  1. Fluorite

Fluorite is a very colorful mineral that comes in a wide range of colors and crystal habits. Note that it also tends to be highly fluorescent under UV light. Some of the most frequently seen colors are green and purple though it may also be commonly found in yellows, purples, and pretty much any color of the rainbow.

It often forms natural cubic, octahedral and dodecahedral crystals. Fluorite is very popular among mineral collectors due to the huge variety of colors and crystal shapes it can be found in.

  1. Garnets

Garnet simply refers to a group of silicate minerals that have been used since antiquity as gemstones and abrasives due to their hardness.

There are over a dozen species of garnets with some of the more common being Almandine, Pyrope, Spessartine, Grossular, and Andradite. All of these types of garnets have similar physical properties and crystal forms but differ in chemical composition.

  1. Malachite

Malachite is a dark green, copper-based mineral.
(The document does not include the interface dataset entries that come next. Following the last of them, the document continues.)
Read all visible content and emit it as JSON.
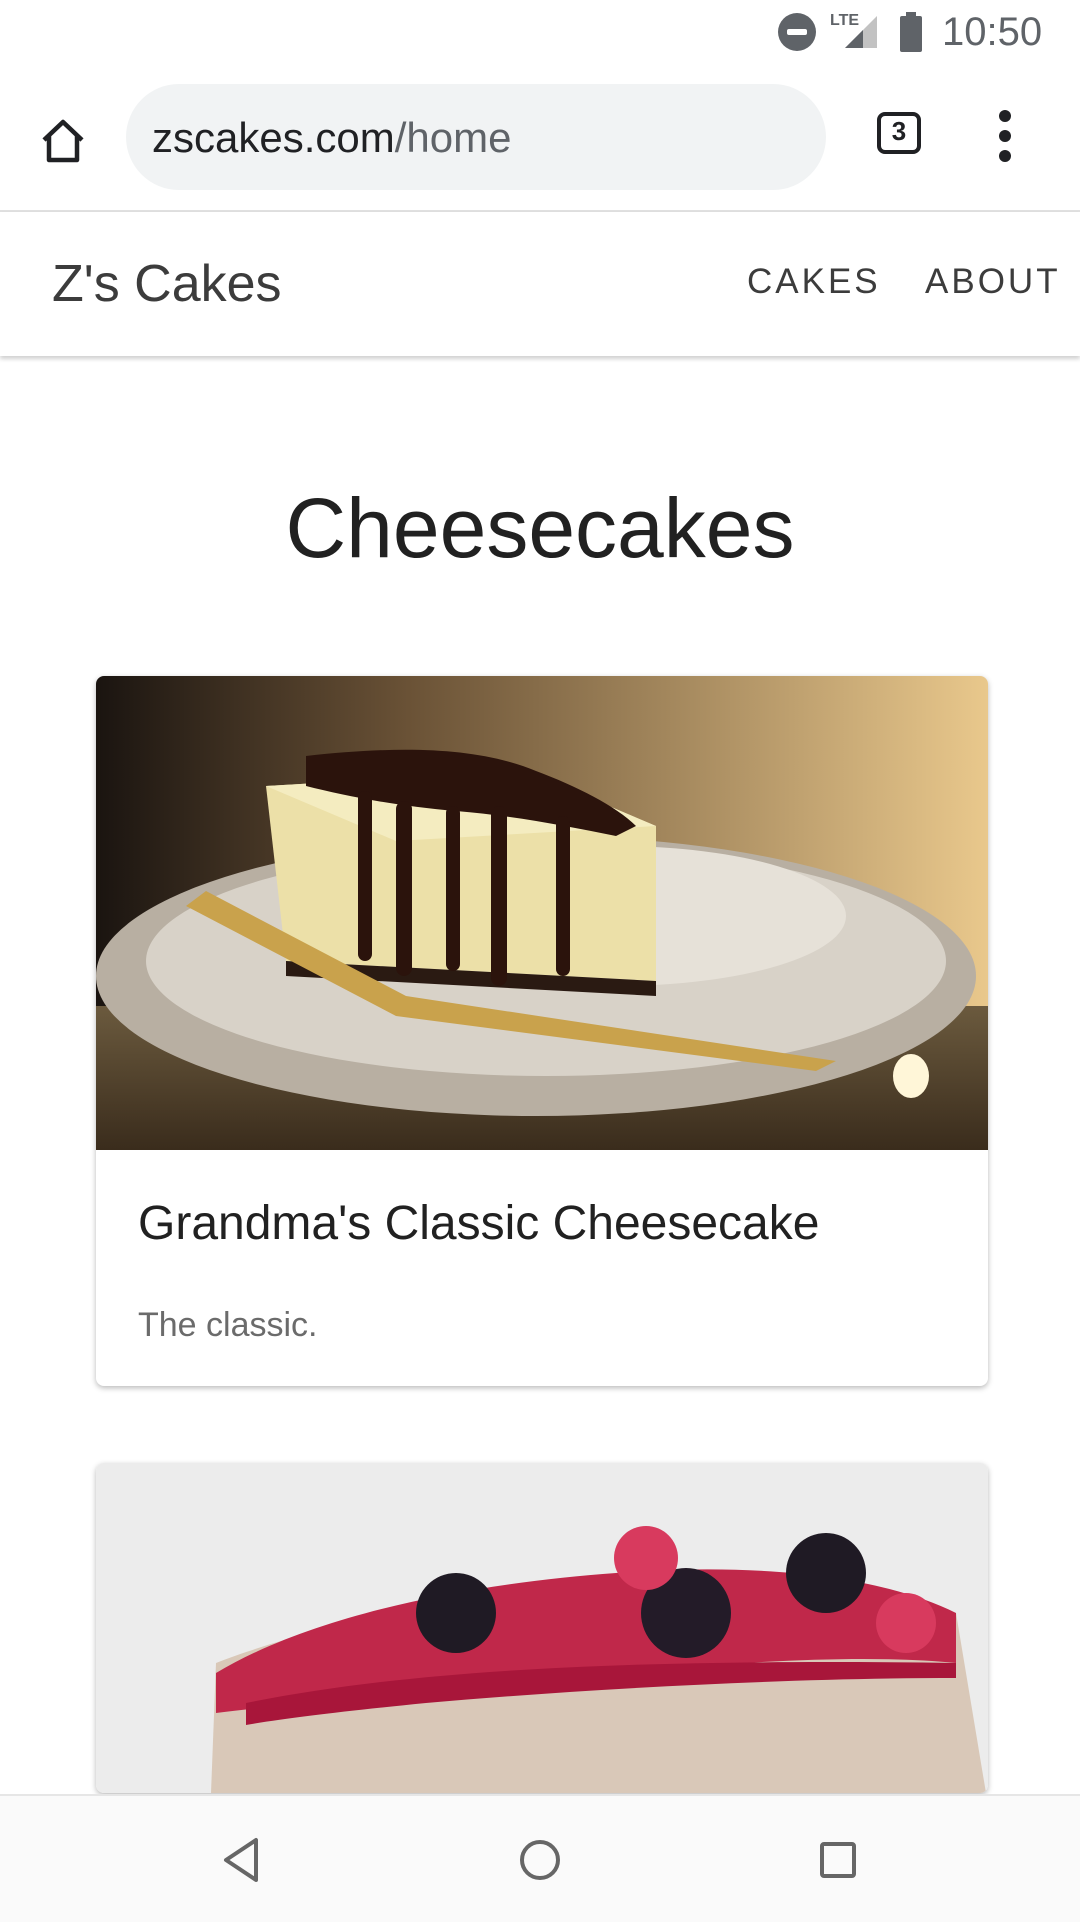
{
  "status_bar": {
    "network_label": "LTE",
    "time": "10:50",
    "icons": [
      "do-not-disturb-icon",
      "signal-icon",
      "battery-icon"
    ]
  },
  "browser": {
    "url_domain": "zscakes.com",
    "url_path": "/home",
    "tab_count": "3",
    "icons": [
      "home-icon",
      "tab-switcher-icon",
      "more-menu-icon"
    ]
  },
  "site": {
    "brand": "Z's Cakes",
    "nav": [
      "CAKES",
      "ABOUT"
    ]
  },
  "page": {
    "title": "Cheesecakes",
    "cards": [
      {
        "title": "Grandma's Classic Cheesecake",
        "description": "The classic.",
        "image": "cheesecake-chocolate-drizzle-photo"
      },
      {
        "image": "berry-cheesecake-photo"
      }
    ]
  },
  "system_nav": {
    "icons": [
      "back-icon",
      "home-circle-icon",
      "recents-icon"
    ]
  },
  "colors": {
    "chrome_bg": "#f1f3f4",
    "text": "#212121",
    "muted": "#6b6b6b"
  }
}
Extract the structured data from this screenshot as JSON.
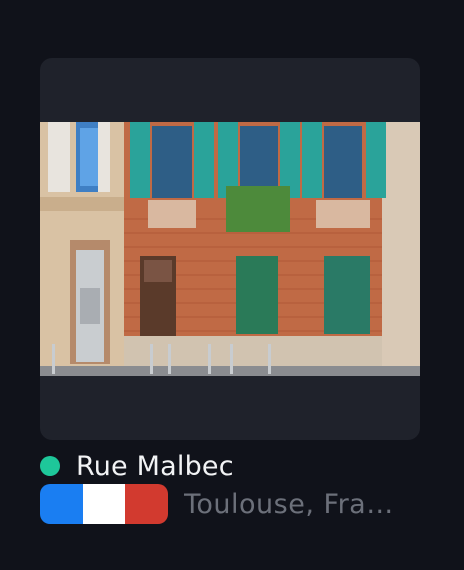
{
  "place": {
    "title": "Rue Malbec",
    "location": "Toulouse, Fra…",
    "status_color": "#1ec79a"
  },
  "flag": {
    "country": "France",
    "colors": [
      "#1a7ef2",
      "#ffffff",
      "#d23a2f"
    ]
  }
}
It can grow in botryoidal masses or stalactite and reniform formations, more or less as a tight cluster of fanning fibrous needles that make up a seemingly solid mass.

As layers continue to stack during formation, a banded pattern can sometimes begin to take shape, which details the rings in all shades of green that are seen on most polished malachite specimens. Malachite has been prized since ancient times, first as a copper ore, and then as a decorative stone.

It is most often seen available for sale in a polished form rather than raw crystals. It is very often associated with other copper-based minerals like Azurite and Chrysocolla.


Precious stone dealers and retailers consistently make money, as there are large numbers of people looking for new and unique stone and jewelry options. Presently the traditional jewelry business is facing greater competition from cottage industry Jewellers.

The biggest part of your success will depend on your interaction with customers and other gem dealers. An ability to build personal relationships and provide customer service will be key to creating and continuing a career in precious gem sales.